Tuesday, July 19, 2011

June Nature Study: Birds

We've finally made it back on the focused-nature-study bandwagon! Last month, we decided to head back over to one of our favorite homeschooling resources, the Handbook of Nature Study blog to check out the June Outdoor Hour Challenge. We decided to focus on our own backyard and, while we can boast of many bird visitors, we have one bird in abundance: chickens!

We started off by observing our girls while they scratched around in the run. We took our colored pencils and sketchbooks with us and focused on their heads, tails and feet:

In this one above, Syler was really intent on capturing all the intricate details of the comb, the waddle, the ears, and especially the four toes.

Violet sounded out the work "chicken" all on her own. I believe the second word is "beak."
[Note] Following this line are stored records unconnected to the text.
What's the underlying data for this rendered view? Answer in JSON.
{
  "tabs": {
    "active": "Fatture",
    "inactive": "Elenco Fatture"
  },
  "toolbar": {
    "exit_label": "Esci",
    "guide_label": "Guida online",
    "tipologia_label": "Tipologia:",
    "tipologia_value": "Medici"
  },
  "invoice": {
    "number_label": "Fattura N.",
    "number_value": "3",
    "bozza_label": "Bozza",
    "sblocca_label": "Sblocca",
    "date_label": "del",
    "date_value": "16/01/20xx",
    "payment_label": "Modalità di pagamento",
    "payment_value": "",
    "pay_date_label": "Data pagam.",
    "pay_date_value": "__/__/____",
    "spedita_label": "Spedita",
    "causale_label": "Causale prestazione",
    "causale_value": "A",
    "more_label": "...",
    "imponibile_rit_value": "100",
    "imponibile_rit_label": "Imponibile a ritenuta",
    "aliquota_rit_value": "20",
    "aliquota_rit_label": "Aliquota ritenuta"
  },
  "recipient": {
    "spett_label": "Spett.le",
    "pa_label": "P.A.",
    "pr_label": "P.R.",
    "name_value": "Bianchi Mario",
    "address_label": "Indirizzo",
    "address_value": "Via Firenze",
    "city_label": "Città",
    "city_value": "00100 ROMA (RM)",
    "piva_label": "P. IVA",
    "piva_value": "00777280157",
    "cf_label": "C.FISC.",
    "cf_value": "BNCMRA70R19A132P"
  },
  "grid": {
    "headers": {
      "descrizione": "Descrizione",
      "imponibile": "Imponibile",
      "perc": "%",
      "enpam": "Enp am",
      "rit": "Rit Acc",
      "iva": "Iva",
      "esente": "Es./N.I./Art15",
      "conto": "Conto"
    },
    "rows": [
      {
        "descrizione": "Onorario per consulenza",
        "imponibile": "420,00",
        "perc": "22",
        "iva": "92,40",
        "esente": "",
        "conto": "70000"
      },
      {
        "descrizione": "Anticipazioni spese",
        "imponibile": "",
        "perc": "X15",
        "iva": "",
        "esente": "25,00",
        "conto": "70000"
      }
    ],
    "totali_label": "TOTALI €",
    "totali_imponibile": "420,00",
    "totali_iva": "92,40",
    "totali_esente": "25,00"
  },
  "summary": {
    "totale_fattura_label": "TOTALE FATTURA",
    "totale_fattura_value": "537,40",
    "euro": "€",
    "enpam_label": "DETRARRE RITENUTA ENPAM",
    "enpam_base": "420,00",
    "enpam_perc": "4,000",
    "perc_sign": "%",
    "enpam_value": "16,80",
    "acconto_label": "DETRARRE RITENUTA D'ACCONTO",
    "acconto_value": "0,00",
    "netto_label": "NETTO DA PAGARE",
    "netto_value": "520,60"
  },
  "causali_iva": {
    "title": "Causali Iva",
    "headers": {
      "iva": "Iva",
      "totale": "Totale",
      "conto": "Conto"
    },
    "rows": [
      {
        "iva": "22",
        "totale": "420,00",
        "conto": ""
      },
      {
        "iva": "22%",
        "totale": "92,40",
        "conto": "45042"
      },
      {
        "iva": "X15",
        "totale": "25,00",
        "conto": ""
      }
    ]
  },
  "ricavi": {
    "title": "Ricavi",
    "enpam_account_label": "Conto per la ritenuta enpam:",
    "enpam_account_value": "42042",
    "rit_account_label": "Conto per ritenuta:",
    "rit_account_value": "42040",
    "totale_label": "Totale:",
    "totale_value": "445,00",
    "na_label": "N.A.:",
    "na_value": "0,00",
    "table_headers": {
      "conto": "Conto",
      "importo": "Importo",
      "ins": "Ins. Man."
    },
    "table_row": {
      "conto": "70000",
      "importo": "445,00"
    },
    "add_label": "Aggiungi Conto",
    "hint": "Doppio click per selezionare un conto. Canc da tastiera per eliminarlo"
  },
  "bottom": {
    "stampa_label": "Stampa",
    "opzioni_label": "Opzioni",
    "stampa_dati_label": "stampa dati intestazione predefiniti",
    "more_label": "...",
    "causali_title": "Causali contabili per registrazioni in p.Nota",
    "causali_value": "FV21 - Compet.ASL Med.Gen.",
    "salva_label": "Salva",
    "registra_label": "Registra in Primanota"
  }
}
 The next day, we collected feathers from the run and labeled them. Sy was able to make out the quill, the fluff and the barb of a tail feather (above).

Violet found a wing feather and was able to distinguish between the quill and the fluff.
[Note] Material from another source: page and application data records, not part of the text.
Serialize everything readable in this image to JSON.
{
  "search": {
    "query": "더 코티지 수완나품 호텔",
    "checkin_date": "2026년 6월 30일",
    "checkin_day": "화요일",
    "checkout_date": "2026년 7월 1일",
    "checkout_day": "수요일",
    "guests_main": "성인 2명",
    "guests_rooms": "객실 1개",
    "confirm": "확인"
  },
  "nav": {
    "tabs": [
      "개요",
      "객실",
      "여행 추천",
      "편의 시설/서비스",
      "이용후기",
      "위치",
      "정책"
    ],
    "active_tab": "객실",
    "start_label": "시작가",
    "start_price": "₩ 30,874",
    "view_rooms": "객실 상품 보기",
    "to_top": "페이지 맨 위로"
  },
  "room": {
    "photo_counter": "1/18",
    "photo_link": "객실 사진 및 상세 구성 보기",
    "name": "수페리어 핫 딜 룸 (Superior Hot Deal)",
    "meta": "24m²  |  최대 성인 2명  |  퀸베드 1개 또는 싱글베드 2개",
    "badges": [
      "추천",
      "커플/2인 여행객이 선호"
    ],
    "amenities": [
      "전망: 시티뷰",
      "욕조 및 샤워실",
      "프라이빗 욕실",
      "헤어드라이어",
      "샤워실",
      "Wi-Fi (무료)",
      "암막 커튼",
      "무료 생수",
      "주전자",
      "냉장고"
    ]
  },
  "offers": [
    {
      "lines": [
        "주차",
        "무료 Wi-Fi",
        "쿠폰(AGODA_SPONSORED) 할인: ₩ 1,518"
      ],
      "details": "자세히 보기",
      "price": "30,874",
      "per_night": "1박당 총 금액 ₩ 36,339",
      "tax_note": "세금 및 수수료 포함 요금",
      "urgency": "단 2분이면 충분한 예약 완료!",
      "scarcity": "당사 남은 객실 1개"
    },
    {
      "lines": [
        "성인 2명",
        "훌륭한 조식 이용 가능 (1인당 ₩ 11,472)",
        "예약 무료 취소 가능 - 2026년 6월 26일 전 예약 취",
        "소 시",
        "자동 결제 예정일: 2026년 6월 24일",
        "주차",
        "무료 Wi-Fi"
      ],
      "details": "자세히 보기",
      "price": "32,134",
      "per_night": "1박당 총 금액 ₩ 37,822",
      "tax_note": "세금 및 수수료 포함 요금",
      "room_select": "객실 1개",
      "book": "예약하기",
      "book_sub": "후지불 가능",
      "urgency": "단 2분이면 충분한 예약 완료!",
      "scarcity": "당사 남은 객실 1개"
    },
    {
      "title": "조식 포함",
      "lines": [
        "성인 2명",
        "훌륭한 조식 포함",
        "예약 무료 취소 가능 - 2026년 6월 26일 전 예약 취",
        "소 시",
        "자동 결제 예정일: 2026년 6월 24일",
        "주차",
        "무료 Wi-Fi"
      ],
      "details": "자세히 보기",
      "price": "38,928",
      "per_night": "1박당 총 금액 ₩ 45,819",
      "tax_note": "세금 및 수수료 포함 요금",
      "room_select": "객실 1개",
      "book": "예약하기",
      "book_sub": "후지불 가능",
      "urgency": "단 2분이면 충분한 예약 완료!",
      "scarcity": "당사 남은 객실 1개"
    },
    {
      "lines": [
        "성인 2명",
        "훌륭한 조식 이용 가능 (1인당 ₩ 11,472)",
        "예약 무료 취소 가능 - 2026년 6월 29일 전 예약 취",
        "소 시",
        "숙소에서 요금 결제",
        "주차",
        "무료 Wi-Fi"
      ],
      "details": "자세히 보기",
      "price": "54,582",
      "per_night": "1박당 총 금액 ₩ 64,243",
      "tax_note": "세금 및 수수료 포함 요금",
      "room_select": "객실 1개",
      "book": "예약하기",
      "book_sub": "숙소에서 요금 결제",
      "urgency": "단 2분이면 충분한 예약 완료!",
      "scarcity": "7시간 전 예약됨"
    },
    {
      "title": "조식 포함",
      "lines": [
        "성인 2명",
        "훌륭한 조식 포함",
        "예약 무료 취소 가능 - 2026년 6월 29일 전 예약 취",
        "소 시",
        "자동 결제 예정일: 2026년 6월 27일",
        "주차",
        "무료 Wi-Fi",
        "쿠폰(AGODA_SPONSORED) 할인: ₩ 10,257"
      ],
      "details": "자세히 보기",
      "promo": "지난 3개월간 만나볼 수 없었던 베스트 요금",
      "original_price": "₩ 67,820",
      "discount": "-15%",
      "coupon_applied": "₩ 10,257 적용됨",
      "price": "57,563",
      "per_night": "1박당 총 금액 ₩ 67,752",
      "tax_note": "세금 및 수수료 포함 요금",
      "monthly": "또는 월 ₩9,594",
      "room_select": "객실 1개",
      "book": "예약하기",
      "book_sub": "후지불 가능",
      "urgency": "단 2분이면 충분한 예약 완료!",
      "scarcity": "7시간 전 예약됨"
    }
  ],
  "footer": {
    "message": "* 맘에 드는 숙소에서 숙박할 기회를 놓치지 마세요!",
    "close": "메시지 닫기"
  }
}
Tuesday, March 8, 2011

Everglades National Park

What an exciting spring break trip we've had. In addition to collecting shells and building sand castles at Fort Myers Beach, we took an amazing trip into the Everglades National Park. There, we took a ranger-led boat tour of the Ten-Thousand Islands, which was absolutely breathtaking. I, unfortunately, forgot my camera - big fail, since the kids were looking so adorable in their sunglasses and sunhats, writing furiously in their Junior Ranger Workbooks (so as to do enough prep work to be sworn in as Junior Rangers - more on that later!) We saw nesting terns, ospreys, gulls, pelicans, herons/egrets, ibis and, Syler's favorite by far, the infamous turkey vultures! We were even treated by three dolphins who decided to swim in front of, alongside and behind the boat - the kids were in absolute awe. Here's some great info on all the bird species that you can see in the Everglades.

After the tour, we drove about a mile away to the Big Cypress National Preserve where we were in for a real treat: big black alligators gliding (and hiding, rather well-camoflaged) in the swamp waters! We got out for a closer look but were warned by a ranger at one of our stops that we needed to carry the kids, since some of the alligators had been recently (illegally) fed: hence their tendency to glide toward us rather than away from us. Scary, but totally cool.